Navigation

Guide people through experiences and help users find what they need with navigation. The components used for high-level navigation within the products are the application header, sidebar, horizontal navigation and vertical navigation.

Here's a quick guide to each of them:

Component Description Usage notes
Application header A branded header that allows the user to navigate between top-level entities (such as projects, spaces and repos), and to access global actions such as administration and search. Only global navigation elements should appear in the application header.
Sidebar A grey sidebar on the left side of the screen that allows users to navigate within projects, spaces and repositories. Only in-product entities such as projects, spaces and repos should have a sidebar.
Horizontal navigation Horizontal navigation that appears directly under a page header and allows for navigating between page contexts within the same application. Use tabs instead if you're switching views of the same context. Consider vertical navigation if there are more than 10 items, or if you need to group items.
Vertical navigation Vertical navigation appears on the side of a page or dialog, and allows users to navigate through a set of screens or related set of pages. Vertical navigation is the best choice when navigating within a modal dialog. Use tabs instead if you're just switching views of the same context.

Application header
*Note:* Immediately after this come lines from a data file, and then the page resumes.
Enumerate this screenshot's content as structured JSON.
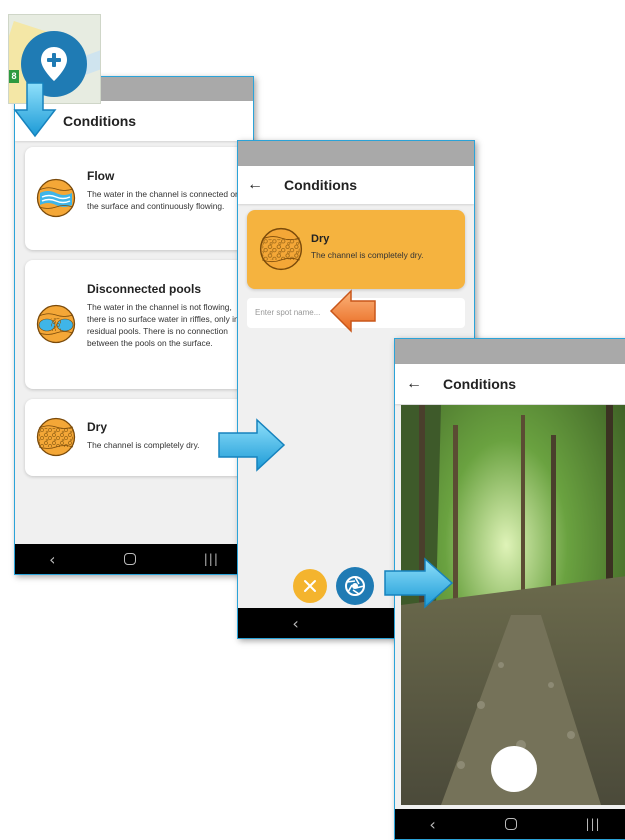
{
  "map_pin": {
    "badge": "8"
  },
  "screen1": {
    "title": "Conditions",
    "cards": [
      {
        "title": "Flow",
        "description": "The water in the channel is connected on the surface and continuously flowing."
      },
      {
        "title": "Disconnected pools",
        "description": "The water in the channel is not flowing, there is no surface water in riffles, only in residual pools. There is no connection between the pools on the surface."
      },
      {
        "title": "Dry",
        "description": "The channel is completely dry."
      }
    ]
  },
  "screen2": {
    "title": "Conditions",
    "selected": {
      "title": "Dry",
      "description": "The channel is completely dry."
    },
    "spot_placeholder": "Enter spot name..."
  },
  "screen3": {
    "title": "Conditions"
  },
  "nav": {
    "back": "‹",
    "recent": "|||"
  },
  "colors": {
    "accent_blue": "#1f7bb4",
    "selected_card": "#f5b33f",
    "cancel": "#f4b42e",
    "arrow_blue": "#29b2e8",
    "arrow_orange": "#f07f2a"
  },
  "icons": [
    "map-pin-plus-icon",
    "flow-icon",
    "pools-icon",
    "dry-icon",
    "back-arrow-icon",
    "close-icon",
    "camera-shutter-icon"
  ]
}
Every server application in the Atlassian suite has a customized version of a branded header. This shows the user that the applications are connected, and means users don't have to relearn using the header for each application.

Application header example
Application switcher:
This opens a menu with links to connected Atlassian applications.
Logo and application name:
These identify which application the user is viewing.
Top level navigation items:
Each application has a set of buttons or dropdown buttons to help the user navigate. These buttons, dropdown buttons and other controls have unique styling when they appear in the application header area, and this styling should not be used anywhere else.
Optional: "Create" button:
This can take on three forms (with unique designs for use in application header only):
  1. Simple button: creates a specific entity in the application, without any further choices.
  2. Simple button, followed by modal dialog: opens a modal dialog that displays further choices for new entity.
  3. Split button: shows the most common 'Create' option immediately, but reveals more options if users click on the dropdown part of the control.
Search field:
Used to search the application.
Help:
Contains links to all of the user assistance and help options available in the application.
Admin:
If users have admin access within the application, more options are revealed for global configuration.
Optional: Notifications:
An inline dialog to display the latest notifications connected to the users' accounts
User profile:
A link to a user's profile, but this menu can also give access to other settings and tools.
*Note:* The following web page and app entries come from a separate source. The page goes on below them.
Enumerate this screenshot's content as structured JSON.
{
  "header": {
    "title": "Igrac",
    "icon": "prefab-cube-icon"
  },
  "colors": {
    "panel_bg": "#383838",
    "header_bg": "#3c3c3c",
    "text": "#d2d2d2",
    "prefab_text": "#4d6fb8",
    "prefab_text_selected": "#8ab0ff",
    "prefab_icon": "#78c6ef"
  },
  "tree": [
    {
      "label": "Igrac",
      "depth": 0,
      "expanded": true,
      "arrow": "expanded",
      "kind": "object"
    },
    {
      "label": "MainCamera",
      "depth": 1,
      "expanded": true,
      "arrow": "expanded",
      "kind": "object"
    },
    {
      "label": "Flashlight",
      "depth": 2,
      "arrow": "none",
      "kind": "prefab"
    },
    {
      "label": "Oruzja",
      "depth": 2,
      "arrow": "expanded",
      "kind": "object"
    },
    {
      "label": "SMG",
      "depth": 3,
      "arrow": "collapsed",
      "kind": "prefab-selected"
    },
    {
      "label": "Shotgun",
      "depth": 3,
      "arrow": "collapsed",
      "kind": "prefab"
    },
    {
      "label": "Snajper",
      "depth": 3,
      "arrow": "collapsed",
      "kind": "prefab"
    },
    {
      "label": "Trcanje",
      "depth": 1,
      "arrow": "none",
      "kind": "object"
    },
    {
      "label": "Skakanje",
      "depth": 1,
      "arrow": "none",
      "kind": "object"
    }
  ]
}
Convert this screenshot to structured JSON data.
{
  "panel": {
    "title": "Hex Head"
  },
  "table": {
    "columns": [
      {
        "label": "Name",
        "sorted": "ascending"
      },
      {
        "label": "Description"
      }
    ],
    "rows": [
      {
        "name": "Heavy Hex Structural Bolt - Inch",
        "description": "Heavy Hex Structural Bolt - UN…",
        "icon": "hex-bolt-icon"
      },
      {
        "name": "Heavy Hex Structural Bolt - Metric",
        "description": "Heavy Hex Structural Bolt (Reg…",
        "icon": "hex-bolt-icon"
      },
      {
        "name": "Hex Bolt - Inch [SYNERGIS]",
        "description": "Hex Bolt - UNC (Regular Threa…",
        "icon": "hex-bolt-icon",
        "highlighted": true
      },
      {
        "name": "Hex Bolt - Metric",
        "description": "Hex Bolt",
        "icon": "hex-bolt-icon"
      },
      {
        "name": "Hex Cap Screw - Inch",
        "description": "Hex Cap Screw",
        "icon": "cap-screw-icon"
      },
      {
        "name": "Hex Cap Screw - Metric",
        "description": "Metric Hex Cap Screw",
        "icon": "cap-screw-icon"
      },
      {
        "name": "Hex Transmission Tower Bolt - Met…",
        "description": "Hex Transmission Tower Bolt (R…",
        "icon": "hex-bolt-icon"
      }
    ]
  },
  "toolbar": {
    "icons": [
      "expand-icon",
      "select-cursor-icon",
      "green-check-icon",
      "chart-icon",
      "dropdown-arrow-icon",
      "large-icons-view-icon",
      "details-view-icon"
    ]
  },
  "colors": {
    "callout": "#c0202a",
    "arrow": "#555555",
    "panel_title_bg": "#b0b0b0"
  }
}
When designing the controls to move through the information architecture, keep in mind:

  • Structure and sequence: Order the top level menu items by frequency of access from left to right, starting with the most frequently accessed. In dropdown menus, order the items by the most used to least used.
  • Menu content: Menus can display titles to indicate a group of related items, a separator to indicate group divisions (where it makes logical sense), 16px icons (but always with accompanying label), checkbox and radio button variations. Use sentence case for menu items, and use words that clearly communicate the intended outcome of a menu item.
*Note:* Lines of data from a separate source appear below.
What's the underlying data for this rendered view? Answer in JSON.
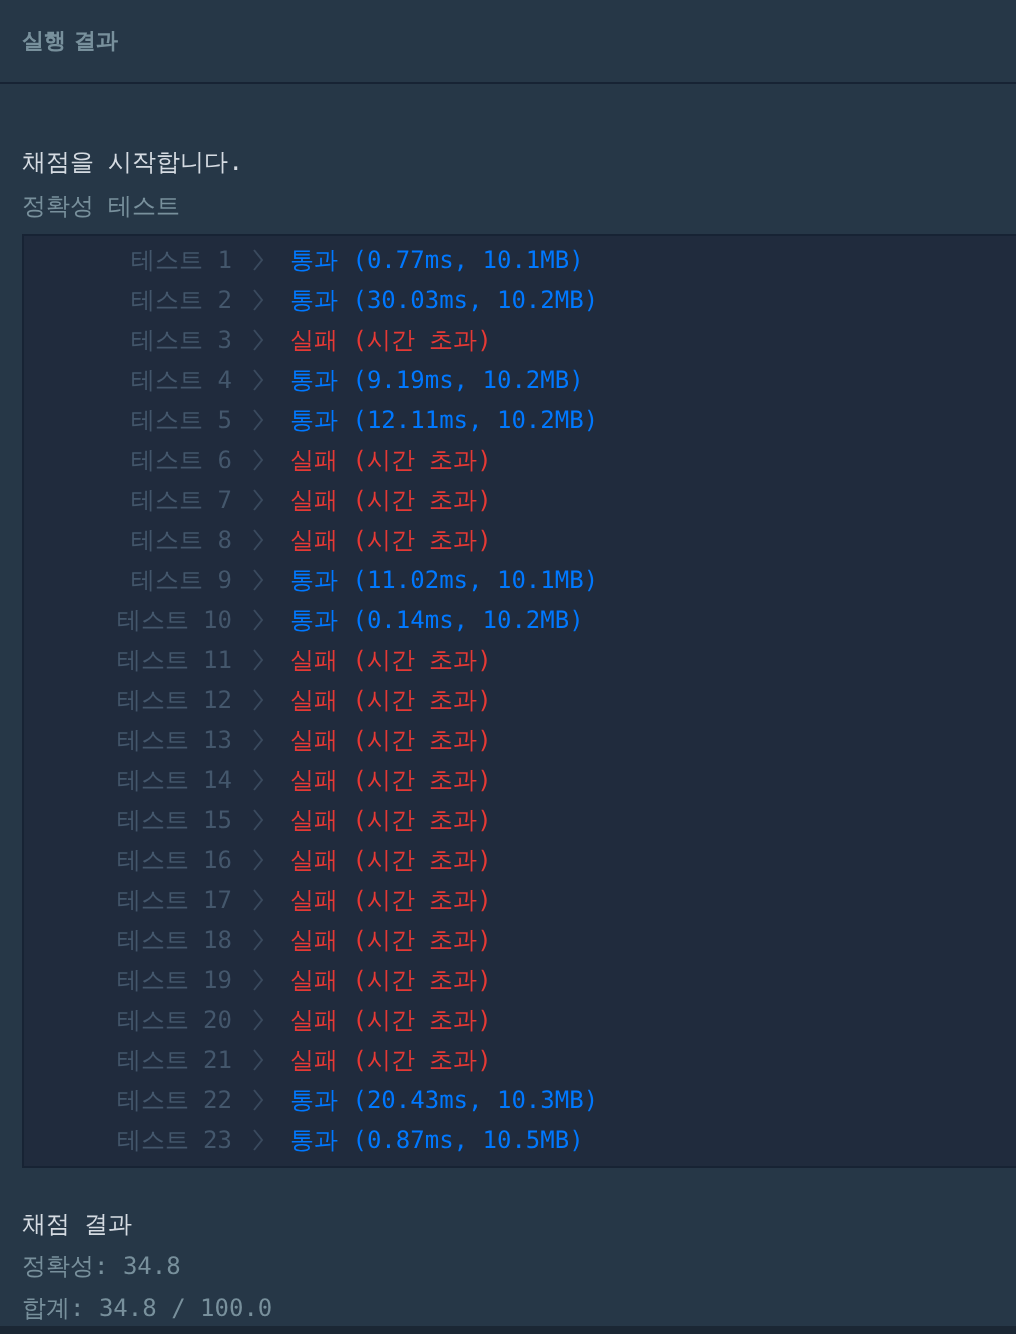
{
  "header": {
    "title": "실행 결과"
  },
  "intro": "채점을 시작합니다.",
  "section_title": "정확성  테스트",
  "tests": [
    {
      "label": "테스트 1",
      "kind": "pass",
      "status": "통과",
      "detail": "(0.77ms, 10.1MB)"
    },
    {
      "label": "테스트 2",
      "kind": "pass",
      "status": "통과",
      "detail": "(30.03ms, 10.2MB)"
    },
    {
      "label": "테스트 3",
      "kind": "fail",
      "status": "실패",
      "detail": "(시간 초과)"
    },
    {
      "label": "테스트 4",
      "kind": "pass",
      "status": "통과",
      "detail": "(9.19ms, 10.2MB)"
    },
    {
      "label": "테스트 5",
      "kind": "pass",
      "status": "통과",
      "detail": "(12.11ms, 10.2MB)"
    },
    {
      "label": "테스트 6",
      "kind": "fail",
      "status": "실패",
      "detail": "(시간 초과)"
    },
    {
      "label": "테스트 7",
      "kind": "fail",
      "status": "실패",
      "detail": "(시간 초과)"
    },
    {
      "label": "테스트 8",
      "kind": "fail",
      "status": "실패",
      "detail": "(시간 초과)"
    },
    {
      "label": "테스트 9",
      "kind": "pass",
      "status": "통과",
      "detail": "(11.02ms, 10.1MB)"
    },
    {
      "label": "테스트 10",
      "kind": "pass",
      "status": "통과",
      "detail": "(0.14ms, 10.2MB)"
    },
    {
      "label": "테스트 11",
      "kind": "fail",
      "status": "실패",
      "detail": "(시간 초과)"
    },
    {
      "label": "테스트 12",
      "kind": "fail",
      "status": "실패",
      "detail": "(시간 초과)"
    },
    {
      "label": "테스트 13",
      "kind": "fail",
      "status": "실패",
      "detail": "(시간 초과)"
    },
    {
      "label": "테스트 14",
      "kind": "fail",
      "status": "실패",
      "detail": "(시간 초과)"
    },
    {
      "label": "테스트 15",
      "kind": "fail",
      "status": "실패",
      "detail": "(시간 초과)"
    },
    {
      "label": "테스트 16",
      "kind": "fail",
      "status": "실패",
      "detail": "(시간 초과)"
    },
    {
      "label": "테스트 17",
      "kind": "fail",
      "status": "실패",
      "detail": "(시간 초과)"
    },
    {
      "label": "테스트 18",
      "kind": "fail",
      "status": "실패",
      "detail": "(시간 초과)"
    },
    {
      "label": "테스트 19",
      "kind": "fail",
      "status": "실패",
      "detail": "(시간 초과)"
    },
    {
      "label": "테스트 20",
      "kind": "fail",
      "status": "실패",
      "detail": "(시간 초과)"
    },
    {
      "label": "테스트 21",
      "kind": "fail",
      "status": "실패",
      "detail": "(시간 초과)"
    },
    {
      "label": "테스트 22",
      "kind": "pass",
      "status": "통과",
      "detail": "(20.43ms, 10.3MB)"
    },
    {
      "label": "테스트 23",
      "kind": "pass",
      "status": "통과",
      "detail": "(0.87ms, 10.5MB)"
    }
  ],
  "result": {
    "title": "채점 결과",
    "accuracy": "정확성: 34.8",
    "total": "합계: 34.8 / 100.0"
  }
}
Horizontal navigation

Use horizontal navigation to allow people to navigate between page contexts.

Horizontal navigation should only be used once per screen, at the top of the page under the page header. If you need another layer, use the horizontal navigation for the first level, and tabs for the second level.

Horizontal navigation example

Horizontal navigation includes:

Navigation items:
Navigation items are the label or short descriptive text that you click to go to a specific page. Do not use icons with this text.
Badges (optional):
Use the count badge with nav items to communicate the amount of content that you can access from the page (for example, the number of pull requests).
Navigation dropdowns (optional):
Use navigation dropdowns only on the right-most nav item, to hold infrequently-used items, for example settings.

Vertical navigation

Use vertical navigation to allow users to move between content across pages. You can add structure by grouping related sets of pages under a heading. Don't nested vertical navigation within another vertical navigation, and don't include drop-down menus in vertical navigation.

Vertical navigation is optimized to use the left hand side of pages and modal dialogs.

Vertical navigation example

Vertical navigation includes:

Navigation items:
Navigation items are the label or short descriptive text that you click to go to a specific page. Do not use icons with this text.
Group headings (optional)
Use headings to group pages together to make the navigation list easier to read quickly.
Badges (optional)
Use the count badge with nav items to communicate the amount of content that you can access from the page (for example, the number of pull requests).